If Logan County wins Friday it will again be face-to-face with unknown ground; the Cougars have never advanced past the second round of the playoffs. The regional would pit them in a rematch with Madisonville or Franklin-Simpson, last year’s Class 4A state runner-up.

For now, Logan County will live in the moment, but don’t expect it to be a flash in the pan; it will return the bulk of its contributors, who are mostly juniors and sophomores, in 2018. The only thing changing next year will be Adler’s preseason survey response.

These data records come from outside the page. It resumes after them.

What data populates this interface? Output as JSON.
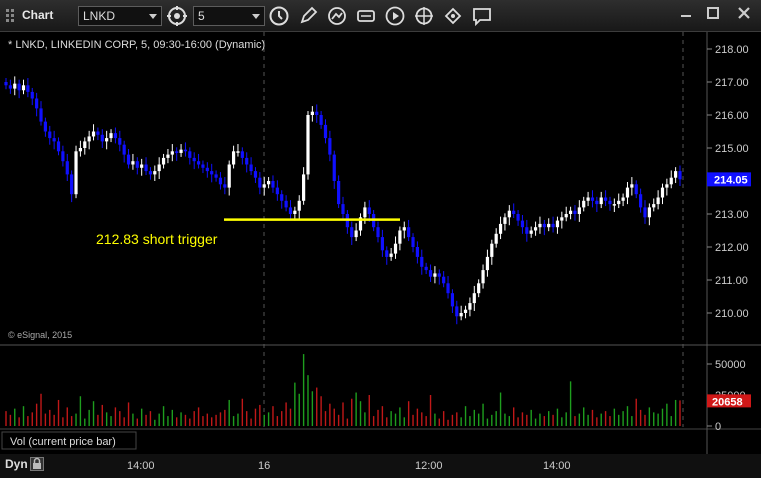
{
  "window": {
    "title": "Chart",
    "symbol": "LNKD",
    "interval": "5",
    "toolbar_icons": [
      "link-icon",
      "clock-icon",
      "pencil-icon",
      "draw-arc-icon",
      "study-icon",
      "play-icon",
      "crosshair-icon",
      "speech-bubble-icon"
    ],
    "window_controls": [
      "minimize-icon",
      "maximize-icon",
      "close-icon"
    ]
  },
  "chart": {
    "header": "* LNKD, LINKEDIN CORP, 5, 09:30-16:00 (Dynamic)",
    "watermark": "© eSignal, 2015",
    "annotation": "212.83 short trigger",
    "current_price_label": "214.05",
    "volume_label": "Vol (current price bar)",
    "volume_current_label": "20658",
    "bottom_label": "Dyn",
    "colors": {
      "up": "#ffffff",
      "down": "#1010ff",
      "trigger_line": "#ffff00",
      "vol_up": "#1e9e1e",
      "vol_down": "#c01818"
    }
  },
  "chart_data": {
    "type": "candlestick",
    "price_axis": {
      "ticks": [
        "218.00",
        "217.00",
        "216.00",
        "215.00",
        "214.00",
        "213.00",
        "212.00",
        "211.00",
        "210.00"
      ],
      "ylim": [
        209.25,
        218.2
      ]
    },
    "volume_axis": {
      "ticks": [
        "50000",
        "25000",
        "0"
      ],
      "ylim": [
        0,
        60000
      ]
    },
    "x_ticks": [
      "14:00",
      "16",
      "12:00",
      "14:00"
    ],
    "trigger_level": 212.83,
    "current_price": 214.05,
    "close_series": [
      216.9,
      216.8,
      216.95,
      216.75,
      216.9,
      216.7,
      216.5,
      216.2,
      215.8,
      215.5,
      215.3,
      215.2,
      214.9,
      214.6,
      214.2,
      213.6,
      214.9,
      215.0,
      215.2,
      215.35,
      215.5,
      215.4,
      215.2,
      215.3,
      215.45,
      215.3,
      215.1,
      214.8,
      214.5,
      214.6,
      214.4,
      214.5,
      214.3,
      214.2,
      214.3,
      214.5,
      214.7,
      214.8,
      214.9,
      214.85,
      214.95,
      214.9,
      214.7,
      214.6,
      214.5,
      214.4,
      214.3,
      214.2,
      214.1,
      213.9,
      213.8,
      214.5,
      214.9,
      214.9,
      214.7,
      214.5,
      214.3,
      214.1,
      213.8,
      213.9,
      214.0,
      213.8,
      213.6,
      213.4,
      213.2,
      213.0,
      213.1,
      213.4,
      214.2,
      216.0,
      216.1,
      216.0,
      215.7,
      215.3,
      214.8,
      214.0,
      213.3,
      213.0,
      212.6,
      212.3,
      212.5,
      212.9,
      213.2,
      213.0,
      212.6,
      212.3,
      211.9,
      211.7,
      211.8,
      212.1,
      212.5,
      212.6,
      212.3,
      212.0,
      211.7,
      211.4,
      211.3,
      211.1,
      211.2,
      211.1,
      210.9,
      210.6,
      210.2,
      209.9,
      210.0,
      210.1,
      210.3,
      210.6,
      210.9,
      211.3,
      211.7,
      212.1,
      212.4,
      212.7,
      212.9,
      213.1,
      213.0,
      212.8,
      212.6,
      212.4,
      212.5,
      212.6,
      212.7,
      212.6,
      212.7,
      212.6,
      212.8,
      212.9,
      213.0,
      213.1,
      213.0,
      213.2,
      213.4,
      213.5,
      213.4,
      213.3,
      213.5,
      213.4,
      213.3,
      213.3,
      213.4,
      213.5,
      213.8,
      213.9,
      213.6,
      213.2,
      212.9,
      213.2,
      213.3,
      213.5,
      213.8,
      213.9,
      214.1,
      214.3,
      214.05
    ],
    "volume_series": [
      12000,
      9000,
      14000,
      7000,
      16000,
      8000,
      11000,
      18000,
      26000,
      10000,
      13000,
      9000,
      21000,
      7000,
      15000,
      8000,
      10000,
      24000,
      6000,
      13000,
      20000,
      9000,
      17000,
      11000,
      8000,
      15000,
      12000,
      7000,
      19000,
      10000,
      6000,
      14000,
      9000,
      12000,
      5000,
      10000,
      16000,
      8000,
      13000,
      7000,
      11000,
      9000,
      6000,
      12000,
      15000,
      8000,
      10000,
      7000,
      9000,
      11000,
      13000,
      21000,
      8000,
      10000,
      22000,
      12000,
      6000,
      14000,
      17000,
      9000,
      11000,
      16000,
      8000,
      12000,
      19000,
      14000,
      35000,
      26000,
      58000,
      41000,
      28000,
      31000,
      24000,
      12000,
      18000,
      14000,
      9000,
      19000,
      6000,
      22000,
      27000,
      20000,
      11000,
      25000,
      8000,
      13000,
      16000,
      7000,
      12000,
      10000,
      15000,
      7000,
      20000,
      9000,
      14000,
      11000,
      8000,
      25000,
      10000,
      6000,
      12000,
      5000,
      9000,
      11000,
      7000,
      16000,
      8000,
      13000,
      10000,
      18000,
      6000,
      9000,
      12000,
      27000,
      10000,
      8000,
      15000,
      7000,
      11000,
      9000,
      13000,
      6000,
      10000,
      8000,
      12000,
      9000,
      14000,
      7000,
      11000,
      36000,
      8000,
      10000,
      15000,
      9000,
      13000,
      7000,
      10000,
      12000,
      8000,
      14000,
      9000,
      12000,
      16000,
      8000,
      22000,
      13000,
      9000,
      15000,
      11000,
      10000,
      14000,
      18000,
      8000,
      21000,
      20658
    ]
  }
}
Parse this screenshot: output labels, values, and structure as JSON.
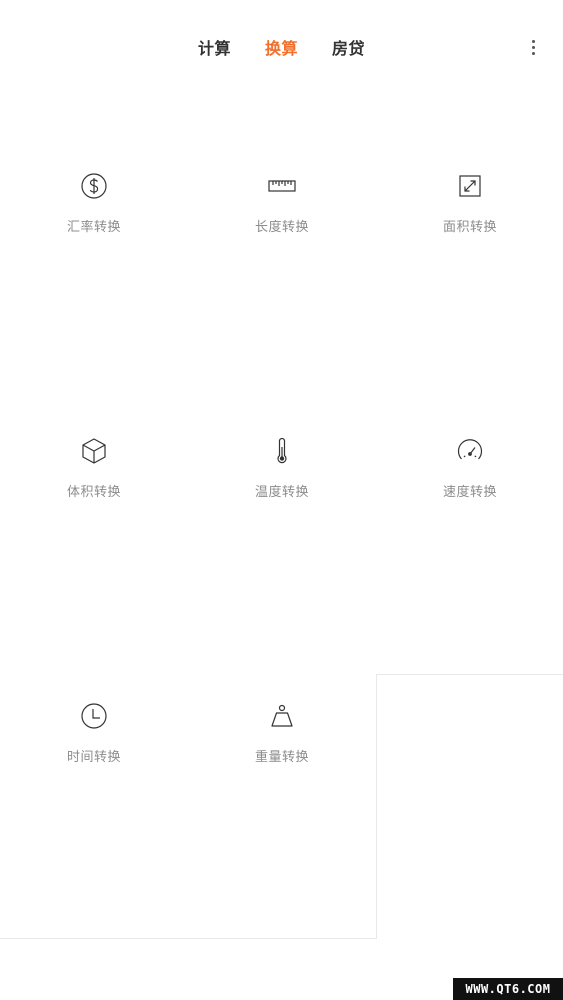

“Our community every year, no matter if it was a 33-game losing streak, a 12-game losing streak, whatever we were on at that time, every year the first game of the season everybody would come out and see what the football team was about,” Adler said. “The crowd would be slammed and they would just dwindle down each week as we continued to lose. This year, it’s picking up. Every week we’re adding new people to it. The support that we’ve got from the school and the student section, the ROTC groups and companies and everybody around the community, and even opposing teams, they’ve all supported us in such a great way. It’s just been a really neat story and I’m glad to be a part of it.”

Josh Moore: 859-231-1307, @HLpreps

Todd Adler
Logan County Coach Todd Adler, left, is in his second season with a program that had lost 33 straight games when he took the job. The streak grew to 42 games before the Cougars snapped it in the final game of the 2016 regular season. They haven’t lost since. Kelly Phillips Kelly Phillips Photography